Mona Charen, who worked as a speechwriter for former first lady Nancy Reagan, said that Fox News is being used as a propaganda tool by the right in a similar way that the Communist Party of the former Soviet Union used Pravda, a Russian newspaper, to promote its agenda.
Her remarks come in reference to the $1.6 billion defamation lawsuit filed by Dominion Voting Systems against Fox News and Fox Corporation. In an op-ed published on Thursday in The Bulwark, Charen argued that the suit shows a “full corruption of Fox News.”
Plaintiffs in the lawsuit claimed that the network supported former President Donald Trump‘s voter fraud claims while allegedly knowing the claims were untrue. Text messages released as part of the lawsuit revealed that some Fox News hosts and executives were casting doubts about election fraud claims while the network continued to embrace them. A jury trial has been scheduled for April, according to Reuters.
Meanwhile, a court filing on Monday revealed that Fox Corporate Chairman Rupert Murdoch said during a recent deposition that specific hosts at Fox News supported the “false notion” that the 2020 presidential election was “stolen” from Trump, including Lou Dobbs, Maria Bartiromo, Jeanine Pirro and Sean Hannity.
A flag with the new logo for Fox flies outside of corporate headquarters on 6th Avenue on April 24, 2019, in New York City. Mona Charen, who worked as a speechwriter for former first lady Nancy Reagan, said that Fox News is being used as a propaganda tool by the right in a similar way that the Communist Party of the former Soviet Union used Pravda, a Russian newspaper, to promote its agenda. Photo by Gary Hershorn/Getty Images
Charen on Thursday criticized the network in the wake of the lawsuit, arguing that Fox didn’t maintain balanced and fair reporting.
“The revelations in the Dominion Voting Systems legal filings demonstrate the full corruption of Fox News,” she wrote. “The channel that debuted with the tagline ‘fair and balanced’ has become completely untethered to any standard of integrity. Its own bias bears no comparison to that of the ‘mainstream media.'”
Charen, who served as the associate director of the Office of Public Liaison for the Reagan administration, continued: “CNN, ABC, and USA Today have their flaws, but at least remain within the bounds of reality. Fox is not a news channel—it is the right’s Pravda. Among the frank acknowledgments of what the channel had become were rebukes to reporters who attempted to tell the simple truth.”
A Fox News media spokesperson told Newsweek on Thursday that Dominion’s motion is centered around baseless facts and an “unsupported” view of the defamation law, and that the core of the case is about freedom of the press and freedom of speech.
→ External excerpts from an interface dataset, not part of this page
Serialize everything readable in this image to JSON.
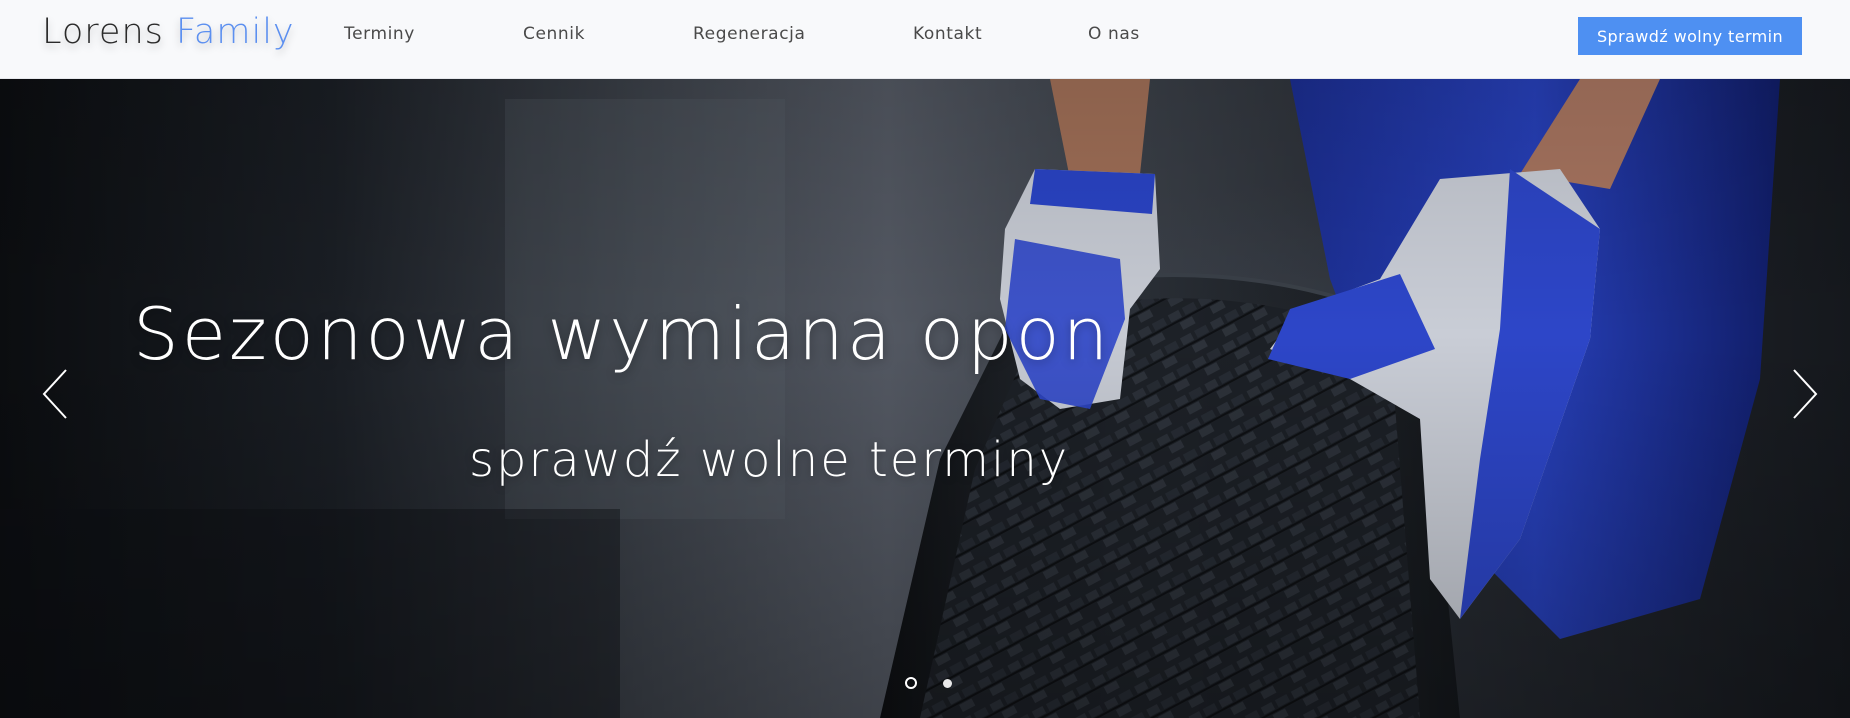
{
  "header": {
    "logo": {
      "primary": "Lorens",
      "accent": "Family"
    },
    "nav": [
      {
        "label": "Terminy"
      },
      {
        "label": "Cennik"
      },
      {
        "label": "Regeneracja"
      },
      {
        "label": "Kontakt"
      },
      {
        "label": "O nas"
      }
    ],
    "cta_label": "Sprawdź wolny termin"
  },
  "hero": {
    "title": "Sezonowa wymiana opon",
    "subtitle": "sprawdź wolne terminy",
    "slides": {
      "count": 2,
      "active_index": 1
    }
  },
  "colors": {
    "accent": "#4e90f2",
    "logo_accent": "#5b8ff0",
    "glove_blue": "#2d46c8",
    "glove_grey": "#c9cdd6",
    "overalls_blue": "#1f35a8",
    "tire": "#1d2126"
  },
  "icons": {
    "prev": "chevron-left-icon",
    "next": "chevron-right-icon"
  }
}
“Dominion’s lawsuit has always been more about what will generate headlines than what can withstand legal and factual scrutiny, as illustrated by them now being forced to slash their fanciful damages demand by more than half a billion dollars after their own expert debunked its implausible claims,” the spokesperson said.
“Their summary judgment motion took an extreme, unsupported view of defamation law that would prevent journalists from basic reporting and their efforts to publicly smear FOX for covering and commenting on allegations by a sitting President of the United States should be recognized for what it is: a blatant violation of the First Amendment.”
The spokesperson also said that Dominion “mischaracterized the record, cherry-picked quotes stripped of key context, and spilled considerable ink on facts that are irrelevant under black-letter principles of defamation law.”
In her op-ed on Thursday, Charen claimed there were efforts to protect the Fox News brand and that those who were part of those efforts did so by “lying” and they were “rewarded” for it.
“Dominion’s thorough airing of internal communications reveals executives who were total cynics, ready to serve the rubes whatever was required to maintain their market share,” she added.
Though Charen and some legal experts, including attorney Lee Levine, believe that the Dominion case is powerful, it might not damage the network’s reputation and popularity among its viewers, according to Poynter social media writer Tom Jones.
“My theory is that those who regularly watch Fox News aren’t going to be impacted by this one way or the other,” Jones wrote in a Poynter op-ed on Thursday. “Fox viewers might not even be aware of what’s going on because Fox News has refused to cover the story.
“For many, if they aren’t getting their news from Fox News, they aren’t getting any news.”